Not to be outdone by Metallica’s two covers, Sepultura have covered no less than three Discharge tunes – A Look At Tomorrow, Hear Nothing See Nothing Say Nothing, and Protest And Survive – and played them live on numerous occasions. Indeed, former Sepultura drummer Iggor Cavalera recently joined the punk legends on stage in London, and upon leaving Sepultura to form Soulfly, his brother Max covered the Discharge classic Ain’t No Feeble Bastard. And played it live.
Machine Head vocalist/guitarist Robb Flynn has never been less than forthcoming about his love of punk rock in general and Discharge in particular. Indeed, when his band played their secret set at this year’s Bloodstock festival (right before Discharge) he went so far as to describe them as “the greatest band of all time!” As early as 1997 Machine Head were covering The Possibility Of Life’s Destruction, a bonus track on their second LP, The More Things Change. Much respect.
While Venom can reasonably take the credit for black metal – the genre as well as the album – that's not to say that those snotty oiks in Discharge didn’t also have a hand in its evolution.
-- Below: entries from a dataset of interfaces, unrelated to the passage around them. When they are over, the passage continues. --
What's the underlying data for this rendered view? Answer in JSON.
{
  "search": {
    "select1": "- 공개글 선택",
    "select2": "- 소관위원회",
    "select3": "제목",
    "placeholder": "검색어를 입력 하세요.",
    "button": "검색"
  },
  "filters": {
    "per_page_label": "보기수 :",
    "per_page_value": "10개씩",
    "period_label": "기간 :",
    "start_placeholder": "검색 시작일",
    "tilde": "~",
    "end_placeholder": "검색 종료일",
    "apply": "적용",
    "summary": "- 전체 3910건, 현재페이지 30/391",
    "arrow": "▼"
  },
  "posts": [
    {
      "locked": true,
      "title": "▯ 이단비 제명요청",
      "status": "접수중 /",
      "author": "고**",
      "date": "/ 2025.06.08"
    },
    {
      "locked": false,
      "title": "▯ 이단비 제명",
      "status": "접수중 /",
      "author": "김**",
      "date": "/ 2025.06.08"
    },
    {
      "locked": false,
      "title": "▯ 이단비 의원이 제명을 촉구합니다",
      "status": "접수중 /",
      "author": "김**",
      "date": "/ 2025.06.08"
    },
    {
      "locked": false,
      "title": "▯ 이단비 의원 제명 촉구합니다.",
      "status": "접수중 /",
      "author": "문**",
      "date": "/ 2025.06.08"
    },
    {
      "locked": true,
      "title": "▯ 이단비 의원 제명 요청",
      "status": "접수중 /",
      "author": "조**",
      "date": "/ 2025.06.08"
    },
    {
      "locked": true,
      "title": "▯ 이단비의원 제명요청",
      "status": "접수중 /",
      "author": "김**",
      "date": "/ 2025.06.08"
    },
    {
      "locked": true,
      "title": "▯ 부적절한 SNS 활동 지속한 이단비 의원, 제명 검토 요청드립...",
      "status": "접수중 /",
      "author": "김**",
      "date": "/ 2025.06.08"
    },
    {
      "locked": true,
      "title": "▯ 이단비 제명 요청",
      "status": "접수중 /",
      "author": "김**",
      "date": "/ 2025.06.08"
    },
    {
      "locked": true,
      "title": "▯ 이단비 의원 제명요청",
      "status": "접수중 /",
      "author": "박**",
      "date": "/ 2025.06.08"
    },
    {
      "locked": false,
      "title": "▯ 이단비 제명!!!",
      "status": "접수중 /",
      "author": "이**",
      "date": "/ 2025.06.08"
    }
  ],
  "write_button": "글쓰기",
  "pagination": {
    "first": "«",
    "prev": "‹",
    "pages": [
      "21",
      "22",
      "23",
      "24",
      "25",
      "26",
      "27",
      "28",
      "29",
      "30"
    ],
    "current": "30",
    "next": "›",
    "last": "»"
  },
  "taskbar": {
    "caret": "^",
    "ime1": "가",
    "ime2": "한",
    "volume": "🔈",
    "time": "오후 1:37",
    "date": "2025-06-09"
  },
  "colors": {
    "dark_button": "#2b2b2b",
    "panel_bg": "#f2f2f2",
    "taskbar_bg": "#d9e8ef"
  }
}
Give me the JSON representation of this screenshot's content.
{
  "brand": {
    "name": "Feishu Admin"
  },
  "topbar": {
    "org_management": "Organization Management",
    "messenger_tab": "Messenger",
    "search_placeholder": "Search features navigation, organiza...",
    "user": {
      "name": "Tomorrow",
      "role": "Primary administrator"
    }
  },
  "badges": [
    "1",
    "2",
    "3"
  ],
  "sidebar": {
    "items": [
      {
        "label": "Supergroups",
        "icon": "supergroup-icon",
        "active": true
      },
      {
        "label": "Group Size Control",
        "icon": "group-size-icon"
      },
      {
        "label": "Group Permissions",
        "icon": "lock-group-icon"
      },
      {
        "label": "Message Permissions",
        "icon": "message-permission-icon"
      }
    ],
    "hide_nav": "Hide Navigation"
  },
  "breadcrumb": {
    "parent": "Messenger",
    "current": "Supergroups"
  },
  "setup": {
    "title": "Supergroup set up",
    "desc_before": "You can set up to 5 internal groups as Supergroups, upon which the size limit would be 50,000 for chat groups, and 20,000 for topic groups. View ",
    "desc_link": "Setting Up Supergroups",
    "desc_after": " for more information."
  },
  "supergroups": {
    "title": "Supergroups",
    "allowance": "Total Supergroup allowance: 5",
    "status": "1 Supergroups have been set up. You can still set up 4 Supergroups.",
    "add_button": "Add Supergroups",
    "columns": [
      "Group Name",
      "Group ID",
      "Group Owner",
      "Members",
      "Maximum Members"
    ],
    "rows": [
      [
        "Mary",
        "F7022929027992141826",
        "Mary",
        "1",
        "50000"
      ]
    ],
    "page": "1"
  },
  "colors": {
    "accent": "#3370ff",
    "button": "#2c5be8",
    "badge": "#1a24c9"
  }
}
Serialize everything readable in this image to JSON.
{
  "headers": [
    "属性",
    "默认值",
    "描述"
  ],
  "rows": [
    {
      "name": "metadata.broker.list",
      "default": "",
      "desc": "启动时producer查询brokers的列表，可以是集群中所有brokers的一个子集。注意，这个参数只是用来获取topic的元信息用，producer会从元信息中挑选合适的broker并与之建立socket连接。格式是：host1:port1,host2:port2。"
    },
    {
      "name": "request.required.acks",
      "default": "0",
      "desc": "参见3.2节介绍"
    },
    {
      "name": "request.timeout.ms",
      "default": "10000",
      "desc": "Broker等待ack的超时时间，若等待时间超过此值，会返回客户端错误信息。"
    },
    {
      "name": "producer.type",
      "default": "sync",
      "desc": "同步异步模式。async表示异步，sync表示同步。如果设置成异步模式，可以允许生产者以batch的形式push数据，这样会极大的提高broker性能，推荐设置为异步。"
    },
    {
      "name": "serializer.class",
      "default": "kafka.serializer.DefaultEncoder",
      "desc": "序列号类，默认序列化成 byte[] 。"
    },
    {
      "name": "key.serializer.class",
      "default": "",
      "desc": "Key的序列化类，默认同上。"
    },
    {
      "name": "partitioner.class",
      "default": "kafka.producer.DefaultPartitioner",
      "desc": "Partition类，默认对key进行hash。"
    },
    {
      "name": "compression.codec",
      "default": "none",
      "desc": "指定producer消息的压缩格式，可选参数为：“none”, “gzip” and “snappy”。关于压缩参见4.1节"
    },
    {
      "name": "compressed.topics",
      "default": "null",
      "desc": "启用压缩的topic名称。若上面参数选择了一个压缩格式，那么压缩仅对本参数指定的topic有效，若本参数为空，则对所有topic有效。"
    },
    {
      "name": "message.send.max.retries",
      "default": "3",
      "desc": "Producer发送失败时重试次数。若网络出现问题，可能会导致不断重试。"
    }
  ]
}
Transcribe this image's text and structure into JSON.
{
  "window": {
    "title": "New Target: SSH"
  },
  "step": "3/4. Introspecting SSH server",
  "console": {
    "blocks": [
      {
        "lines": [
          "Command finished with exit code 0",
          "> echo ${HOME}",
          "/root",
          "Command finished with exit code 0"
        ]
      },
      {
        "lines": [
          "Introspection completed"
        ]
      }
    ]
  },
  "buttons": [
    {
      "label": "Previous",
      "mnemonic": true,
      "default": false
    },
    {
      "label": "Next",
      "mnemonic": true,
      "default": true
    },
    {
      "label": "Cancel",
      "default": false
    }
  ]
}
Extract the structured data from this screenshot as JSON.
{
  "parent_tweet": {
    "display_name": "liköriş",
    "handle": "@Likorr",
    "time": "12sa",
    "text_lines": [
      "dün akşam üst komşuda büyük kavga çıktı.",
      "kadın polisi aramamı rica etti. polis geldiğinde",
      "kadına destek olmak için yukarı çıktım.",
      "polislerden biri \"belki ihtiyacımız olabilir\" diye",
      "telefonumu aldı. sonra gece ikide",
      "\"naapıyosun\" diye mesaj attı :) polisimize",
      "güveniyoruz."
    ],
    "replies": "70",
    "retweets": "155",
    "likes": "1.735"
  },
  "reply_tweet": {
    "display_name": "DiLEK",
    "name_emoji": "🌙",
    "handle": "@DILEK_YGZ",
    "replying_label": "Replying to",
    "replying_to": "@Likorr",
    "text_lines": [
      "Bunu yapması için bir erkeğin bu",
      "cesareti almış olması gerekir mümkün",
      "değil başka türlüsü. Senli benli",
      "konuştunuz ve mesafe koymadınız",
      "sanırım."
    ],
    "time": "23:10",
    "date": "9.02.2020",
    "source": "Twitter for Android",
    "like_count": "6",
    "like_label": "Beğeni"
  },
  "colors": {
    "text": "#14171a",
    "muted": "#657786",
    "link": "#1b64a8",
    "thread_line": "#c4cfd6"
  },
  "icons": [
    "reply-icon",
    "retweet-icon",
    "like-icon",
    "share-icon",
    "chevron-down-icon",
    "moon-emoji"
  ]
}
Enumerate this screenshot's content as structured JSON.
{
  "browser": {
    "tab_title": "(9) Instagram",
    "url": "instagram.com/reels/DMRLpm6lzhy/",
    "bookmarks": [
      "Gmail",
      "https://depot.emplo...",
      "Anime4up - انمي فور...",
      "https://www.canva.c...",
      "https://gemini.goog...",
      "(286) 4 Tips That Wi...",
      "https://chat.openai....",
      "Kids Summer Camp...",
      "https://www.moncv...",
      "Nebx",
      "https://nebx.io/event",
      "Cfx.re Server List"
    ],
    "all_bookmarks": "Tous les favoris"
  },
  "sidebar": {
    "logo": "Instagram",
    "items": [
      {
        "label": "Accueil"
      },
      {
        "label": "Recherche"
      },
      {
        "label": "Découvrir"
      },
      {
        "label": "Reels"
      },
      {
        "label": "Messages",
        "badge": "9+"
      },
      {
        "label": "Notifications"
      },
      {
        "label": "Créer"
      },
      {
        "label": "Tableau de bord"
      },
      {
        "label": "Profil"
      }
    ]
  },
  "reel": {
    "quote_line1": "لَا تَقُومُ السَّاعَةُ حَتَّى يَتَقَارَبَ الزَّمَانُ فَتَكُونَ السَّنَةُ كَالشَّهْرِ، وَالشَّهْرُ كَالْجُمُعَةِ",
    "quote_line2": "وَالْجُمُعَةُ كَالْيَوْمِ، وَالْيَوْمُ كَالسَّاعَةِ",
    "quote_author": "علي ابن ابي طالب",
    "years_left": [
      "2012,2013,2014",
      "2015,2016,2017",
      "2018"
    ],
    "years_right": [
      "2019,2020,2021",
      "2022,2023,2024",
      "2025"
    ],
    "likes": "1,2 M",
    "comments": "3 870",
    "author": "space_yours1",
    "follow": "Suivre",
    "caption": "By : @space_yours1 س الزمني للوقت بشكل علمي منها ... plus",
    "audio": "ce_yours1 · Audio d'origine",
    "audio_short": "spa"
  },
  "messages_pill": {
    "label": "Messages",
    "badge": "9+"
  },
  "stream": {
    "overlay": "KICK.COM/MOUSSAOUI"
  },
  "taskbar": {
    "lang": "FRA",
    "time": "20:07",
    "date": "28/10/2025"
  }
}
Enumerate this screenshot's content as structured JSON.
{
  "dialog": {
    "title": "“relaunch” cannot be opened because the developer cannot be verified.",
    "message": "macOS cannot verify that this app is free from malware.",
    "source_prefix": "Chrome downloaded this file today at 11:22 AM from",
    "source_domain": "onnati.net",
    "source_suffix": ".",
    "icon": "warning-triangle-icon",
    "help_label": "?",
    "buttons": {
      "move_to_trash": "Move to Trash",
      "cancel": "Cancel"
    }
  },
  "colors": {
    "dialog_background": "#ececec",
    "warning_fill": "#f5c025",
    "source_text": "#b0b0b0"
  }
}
Indeed, Celtic Frost vocalist/guitarist Tom G Warrior frequently mentions both bands in the same sentence, crediting the punks as “a revolution.” "When I heard the first two Discharge records, I was blown away,” he said. “I was just starting to play an instrument and I had no idea you could go so far.”
According to Prong frontman Tommy Victor, the aim of their 2015 covers album, Songs From The Black Hole, was to “explore the vast landscape that makes up the band’s sound.” That rather bleak landscape of course includes – along with the likes of Bad Brains and Killing Joke – Discharge and a ripping rendition of Doomsday.
“Discharge was an early influence,” said Victor. “The first Prong record Primitive Origins almost sounds like Discharge in a lot of ways – like this primal English hardcore sound.”
Admittedly, Dogstar are far from the biggest band on our list, and with the greatest respect, far from the best. But if one is searching for the wide-ranging influence of Discharge then perhaps there is no better example than this California trio originally formed in 1991.
And if the name sounds vaguely familiar, it’s because their bassist and backing vocalist was none other than Hollywood superstar Keanu Reeves who recently listed Discharge as one of his all-time favourite bands. Having recently reformed, we await their cover of Maimed And Slaughtered with baited breath.
Let’s leave you with another little band whose name might ring a bell. In many ways it’s pretty obvious that the nine-headed Iowa monsters are Discharge fans, given the extreme nature of much of their music and the fact that frontman Corey Taylor has been very vocal about his love of punk rock.
Finding hard evidence, however, has proved surprisingly difficult until a thorough search of the interweb turned up an interview with none other than legendary drummer Joey Jordison from the ‘Knot’s first ever UK show in 1999. “We're very influenced by old crust punk and (we) like Discharge and grindcore, a lot of fast beats,” he said. Like we didn’t know...